A steering committee was entrusted with reaching agreement on the main substantive issues and a Joint Formulation Group drafted a text resulting from such negotiations in the form of a treaty. The final document prepared at the Conference, issued on 9 October 1944, became known as the “Proposals for the Establishment of a General International Organization”, which constituted the initial working document at the San Francisco Conference, in [25 April to 26 June] 1945.
However, FDR died on 12 April 1945; and, as his immediate successor, who secretly despised FDR, Harry Truman, wrote to his right-hand man, James Byrnes, on 5 January 1946, “At San Francisco no agreements or compromises were ever agreed to without my approval.”
In other words, the U.N.’s Charter ended up being a document in which Truman vetoed any clause that he didn’t approve of. The crucial details that FDR had left to be negotiated at San Francisco — the details that would have given the U.N. the power to create, enforce, and adjudicate, all international laws, as any universal federation of the world’s nations would need to have in order for it to be able to do its job of being the source and global government of international laws but of nothing else than that (e.g, holding no authority over any nation’s internal affairs), was excluded from it (from the U.N.’s Constitution or “Charter”). Truman’s U.N. is rife with provisions for the U.N.’s involvement in each nation’s internal affairs, and it is also notoriously weak in any enforcement powers over international affairs; and it even excluded any definition for its key term, “aggression” — so that America would be free to use aggression. In international relations, Truman and Eisenhower were the anti-FDR and set the U.S. into the opposite direction from FDR’s plan.

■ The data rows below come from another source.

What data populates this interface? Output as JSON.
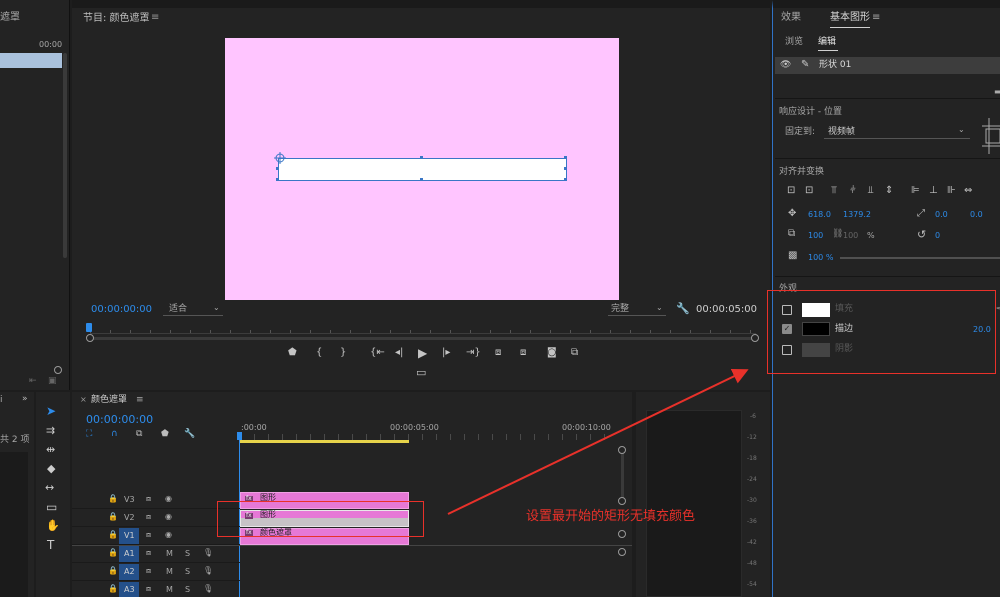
{
  "left_panel": {
    "frag_title": "遮罩",
    "timecode": "00:00"
  },
  "program": {
    "title": "节目: 颜色遮罩",
    "timecode": "00:00:00:00",
    "fit_select": "适合",
    "quality_select": "完整",
    "duration": "00:00:05:00"
  },
  "essential": {
    "tab_effects": "效果",
    "tab_basic": "基本图形",
    "subtab_browse": "浏览",
    "subtab_edit": "编辑",
    "layer_name": "形状 01",
    "responsive_title": "响应设计 - 位置",
    "pin_label": "固定到:",
    "pin_value": "视频帧",
    "align_title": "对齐并变换",
    "pos_x": "618.0",
    "pos_y": "1379.2",
    "anchor_x": "0.0",
    "anchor_y": "0.0",
    "scale": "100",
    "scale2": "100",
    "scale_unit": "%",
    "rotation": "0",
    "opacity": "100 %",
    "appearance_title": "外观",
    "fill_label": "填充",
    "stroke_label": "描边",
    "stroke_width": "20.0",
    "shadow_label": "阴影"
  },
  "timeline": {
    "title": "颜色遮罩",
    "timecode": "00:00:00:00",
    "ruler": [
      ":00:00",
      "00:00:05:00",
      "00:00:10:00"
    ],
    "tracks": [
      {
        "name": "V3"
      },
      {
        "name": "V2"
      },
      {
        "name": "V1"
      },
      {
        "name": "A1",
        "m": "M",
        "s": "S"
      },
      {
        "name": "A2",
        "m": "M",
        "s": "S"
      },
      {
        "name": "A3",
        "m": "M",
        "s": "S"
      }
    ],
    "clips": [
      {
        "label": "图形"
      },
      {
        "label": "图形"
      },
      {
        "label": "颜色遮罩"
      }
    ]
  },
  "project_frag": {
    "count": "共 2 项",
    "tab_frag": "i"
  },
  "meter": {
    "labels": [
      "-6",
      "-12",
      "-18",
      "-24",
      "-30",
      "-36",
      "-42",
      "-48",
      "-54"
    ]
  },
  "annotation": {
    "text": "设置最开始的矩形无填充颜色",
    "color": "#e8312a"
  },
  "colors": {
    "accent": "#2d8ceb",
    "canvas": "#ffc5ff",
    "clip": "#e678d6",
    "annotation": "#e8312a"
  }
}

The U.S. Government, starting with Truman, is and has been the only nation in the world that has taken up Hitler’s fallen banner of aiming to become the global dictator over all of the world’s nations. In 1945, FDR died, then Hitler died, and this world has, ever since, been Truman’s version of what had been Hitler’s main purpose (global hegemony) — not of what had been FDR’s main purpose (prevention of WW III).
Russia and China today are now trying to establish gradually the type of international world order that FDR had been planning to establish as soon as the UK, Soviet Union and United States, would together win WW II. Because of what Truman did, and the intensification of that U.S. global imperialism ever since, the road forward to picking up and continuing on from what had been FDR’s purpose in WW II, instead of Truman’s and Churchill’s and Eisenhower’s, version of what had actually been Hitler’s purpose (global dictatorship), will be long and hard — if it can succeed at all. However, if the nations such as Russia and China will openly state that their objective is to complete the realization of what had been FDR’s purpose in WW II (i.e., to prevent there being any WW III), then the chances of avoiding a WW III will be brighter, because the U.S. and its ‘allies’ would have a very difficult case to make to the world saying that FDR’s purpose in WW II was wrong.
Especially now, with international respect for The West and for its leaders being in increasing decline ever since at least around 1970, the time appears to be especially ripe for the many nations that have not been allied with the U.S. after WW II to be discussing replacement of Truman’s win-lose supremacist international model, by FDR’s planned win-win equalitarian international model. The U.N.’s Charter must be Amended, for that purpose.
Investigative historian Eric Zuesse’s new book, AMERICA’S EMPIRE OF EVIL: Hitler’s Posthumous Victory, and Why the Social Sciences Need to Change, is about how America took over the world after World War II in order to enslave it to U.S.-and-allied billionaires. Their cartels extract the world’s wealth by control of not only their ‘news’ media but the social ‘sciences’ — duping the public.
Eric Zuesse blogs at https://theduran.com/author/eric-zuesse/.